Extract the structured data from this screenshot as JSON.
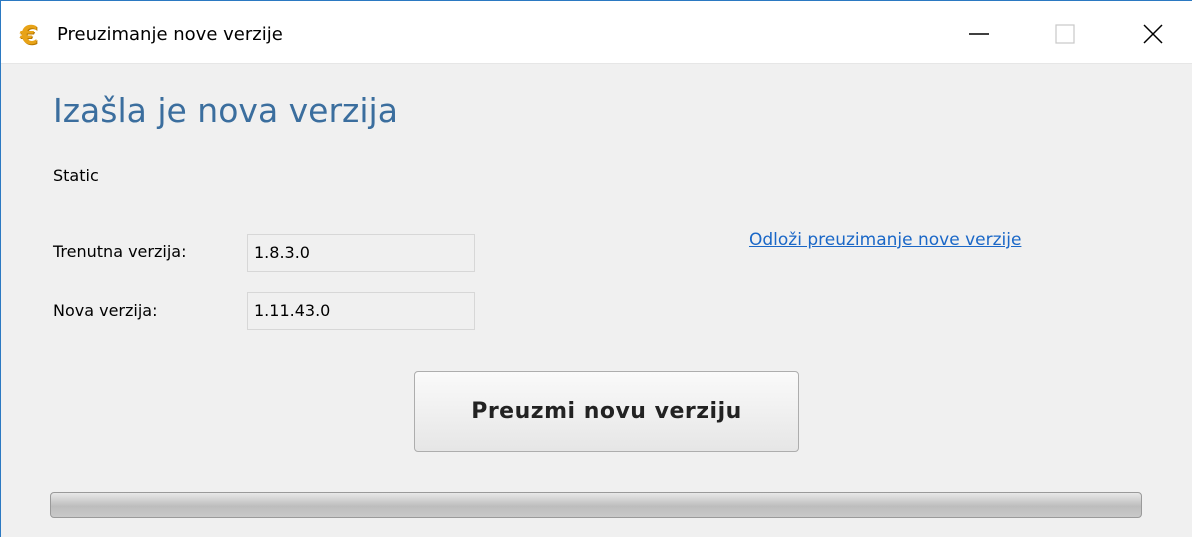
{
  "window": {
    "title": "Preuzimanje nove verzije",
    "icon": "euro-icon",
    "icon_glyph": "€",
    "caption_buttons": [
      "minimize",
      "maximize",
      "close"
    ]
  },
  "main": {
    "heading": "Izašla je nova verzija",
    "static_text": "Static",
    "current_version_label": "Trenutna verzija:",
    "current_version_value": "1.8.3.0",
    "new_version_label": "Nova verzija:",
    "new_version_value": "1.11.43.0",
    "postpone_link": "Odloži preuzimanje nove verzije",
    "download_button": "Preuzmi novu verziju"
  },
  "progress": {
    "value_percent": 0
  },
  "colors": {
    "heading": "#3b6e9e",
    "link": "#1a67c7",
    "window_border": "#2b79c2",
    "icon": "#e8a317",
    "background": "#f0f0f0"
  }
}
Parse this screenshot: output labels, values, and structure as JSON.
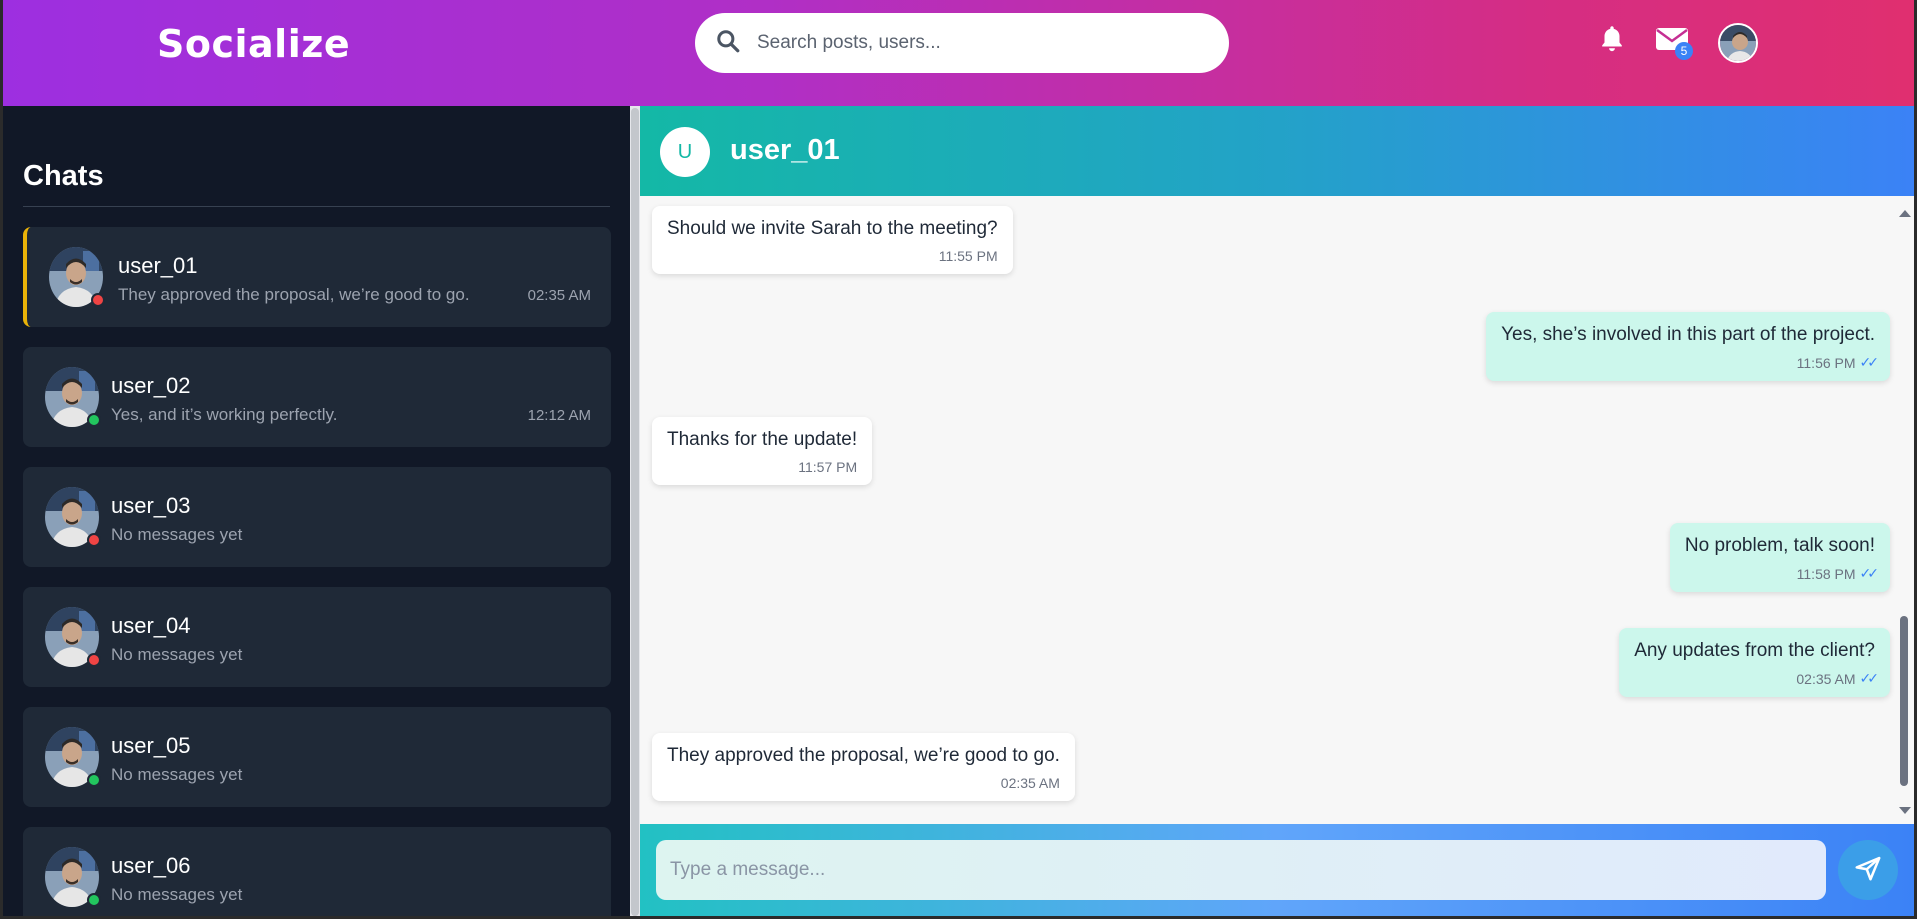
{
  "header": {
    "logo": "Socialize",
    "search_placeholder": "Search posts, users...",
    "mail_badge": "5"
  },
  "sidebar": {
    "title": "Chats",
    "chats": [
      {
        "name": "user_01",
        "preview": "They approved the proposal, we’re good to go.",
        "time": "02:35 AM",
        "status": "offline",
        "active": true
      },
      {
        "name": "user_02",
        "preview": "Yes, and it’s working perfectly.",
        "time": "12:12 AM",
        "status": "online",
        "active": false
      },
      {
        "name": "user_03",
        "preview": "No messages yet",
        "time": "",
        "status": "offline",
        "active": false
      },
      {
        "name": "user_04",
        "preview": "No messages yet",
        "time": "",
        "status": "offline",
        "active": false
      },
      {
        "name": "user_05",
        "preview": "No messages yet",
        "time": "",
        "status": "online",
        "active": false
      },
      {
        "name": "user_06",
        "preview": "No messages yet",
        "time": "",
        "status": "online",
        "active": false
      }
    ]
  },
  "chat": {
    "avatar_letter": "U",
    "name": "user_01",
    "messages": [
      {
        "direction": "in",
        "text": "Should we invite Sarah to the meeting?",
        "time": "11:55 PM"
      },
      {
        "direction": "out",
        "text": "Yes, she’s involved in this part of the project.",
        "time": "11:56 PM",
        "ticks": "✓✓"
      },
      {
        "direction": "in",
        "text": "Thanks for the update!",
        "time": "11:57 PM"
      },
      {
        "direction": "out",
        "text": "No problem, talk soon!",
        "time": "11:58 PM",
        "ticks": "✓✓"
      },
      {
        "direction": "out",
        "text": "Any updates from the client?",
        "time": "02:35 AM",
        "ticks": "✓✓"
      },
      {
        "direction": "in",
        "text": "They approved the proposal, we’re good to go.",
        "time": "02:35 AM"
      }
    ],
    "composer_placeholder": "Type a message..."
  },
  "colors": {
    "status_online": "#22c55e",
    "status_offline": "#ef4444",
    "active_accent": "#eab308"
  }
}
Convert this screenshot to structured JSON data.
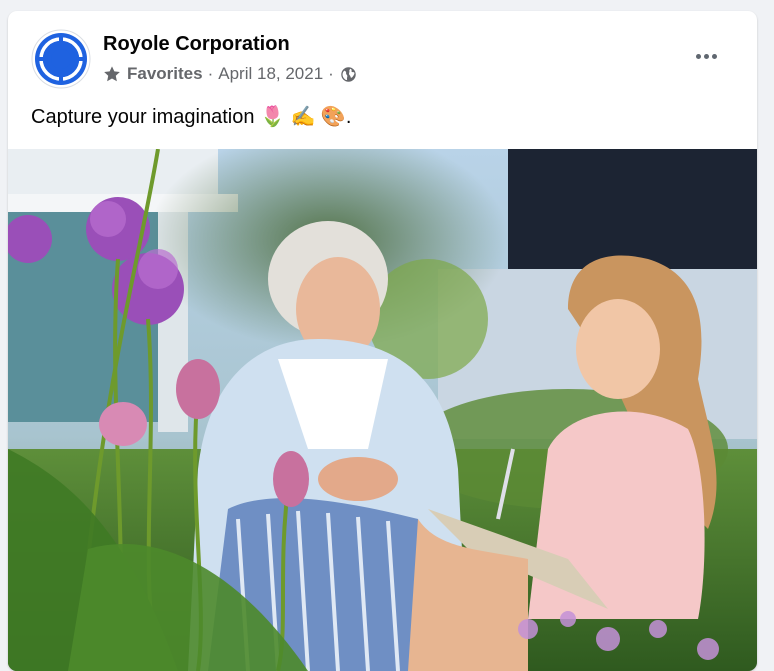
{
  "post": {
    "author": "Royole Corporation",
    "audience_label": "Favorites",
    "separator": "·",
    "date": "April 18, 2021",
    "caption": "Capture your imagination 🌷 ✍️ 🎨."
  },
  "icons": {
    "avatar": "royole-logo",
    "audience": "star-icon",
    "privacy": "globe-icon",
    "more": "more-options-icon"
  },
  "colors": {
    "brand_blue": "#1f62e0",
    "text_primary": "#050505",
    "text_secondary": "#65676b",
    "card_bg": "#ffffff",
    "page_bg": "#f0f2f5"
  }
}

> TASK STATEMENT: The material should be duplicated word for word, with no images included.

> TASK ANSWER:
Extract the structured data from this screenshot as JSON.
{
  "window": {
    "title": "Preuzimanje nove verzije",
    "icon": "euro-icon",
    "icon_glyph": "€",
    "caption_buttons": [
      "minimize",
      "maximize",
      "close"
    ]
  },
  "main": {
    "heading": "Izašla je nova verzija",
    "static_text": "Static",
    "current_version_label": "Trenutna verzija:",
    "current_version_value": "1.8.3.0",
    "new_version_label": "Nova verzija:",
    "new_version_value": "1.11.43.0",
    "postpone_link": "Odloži preuzimanje nove verzije",
    "download_button": "Preuzmi novu verziju"
  },
  "progress": {
    "value_percent": 0
  },
  "colors": {
    "heading": "#3b6e9e",
    "link": "#1a67c7",
    "window_border": "#2b79c2",
    "icon": "#e8a317",
    "background": "#f0f0f0"
  }
}
Parse this screenshot: output labels, values, and structure as JSON.
{
  "header": {
    "logo": "Socialize",
    "search_placeholder": "Search posts, users...",
    "mail_badge": "5"
  },
  "sidebar": {
    "title": "Chats",
    "chats": [
      {
        "name": "user_01",
        "preview": "They approved the proposal, we’re good to go.",
        "time": "02:35 AM",
        "status": "offline",
        "active": true
      },
      {
        "name": "user_02",
        "preview": "Yes, and it’s working perfectly.",
        "time": "12:12 AM",
        "status": "online",
        "active": false
      },
      {
        "name": "user_03",
        "preview": "No messages yet",
        "time": "",
        "status": "offline",
        "active": false
      },
      {
        "name": "user_04",
        "preview": "No messages yet",
        "time": "",
        "status": "offline",
        "active": false
      },
      {
        "name": "user_05",
        "preview": "No messages yet",
        "time": "",
        "status": "online",
        "active": false
      },
      {
        "name": "user_06",
        "preview": "No messages yet",
        "time": "",
        "status": "online",
        "active": false
      }
    ]
  },
  "chat": {
    "avatar_letter": "U",
    "name": "user_01",
    "messages": [
      {
        "direction": "in",
        "text": "Should we invite Sarah to the meeting?",
        "time": "11:55 PM"
      },
      {
        "direction": "out",
        "text": "Yes, she’s involved in this part of the project.",
        "time": "11:56 PM",
        "ticks": "✓✓"
      },
      {
        "direction": "in",
        "text": "Thanks for the update!",
        "time": "11:57 PM"
      },
      {
        "direction": "out",
        "text": "No problem, talk soon!",
        "time": "11:58 PM",
        "ticks": "✓✓"
      },
      {
        "direction": "out",
        "text": "Any updates from the client?",
        "time": "02:35 AM",
        "ticks": "✓✓"
      },
      {
        "direction": "in",
        "text": "They approved the proposal, we’re good to go.",
        "time": "02:35 AM"
      }
    ],
    "composer_placeholder": "Type a message..."
  },
  "colors": {
    "status_online": "#22c55e",
    "status_offline": "#ef4444",
    "active_accent": "#eab308"
  }
}
Convert this screenshot to structured JSON data.
{
  "post": {
    "author": "Royole Corporation",
    "audience_label": "Favorites",
    "separator": "·",
    "date": "April 18, 2021",
    "caption": "Capture your imagination 🌷 ✍️ 🎨."
  },
  "icons": {
    "avatar": "royole-logo",
    "audience": "star-icon",
    "privacy": "globe-icon",
    "more": "more-options-icon"
  },
  "colors": {
    "brand_blue": "#1f62e0",
    "text_primary": "#050505",
    "text_secondary": "#65676b",
    "card_bg": "#ffffff",
    "page_bg": "#f0f2f5"
  }
}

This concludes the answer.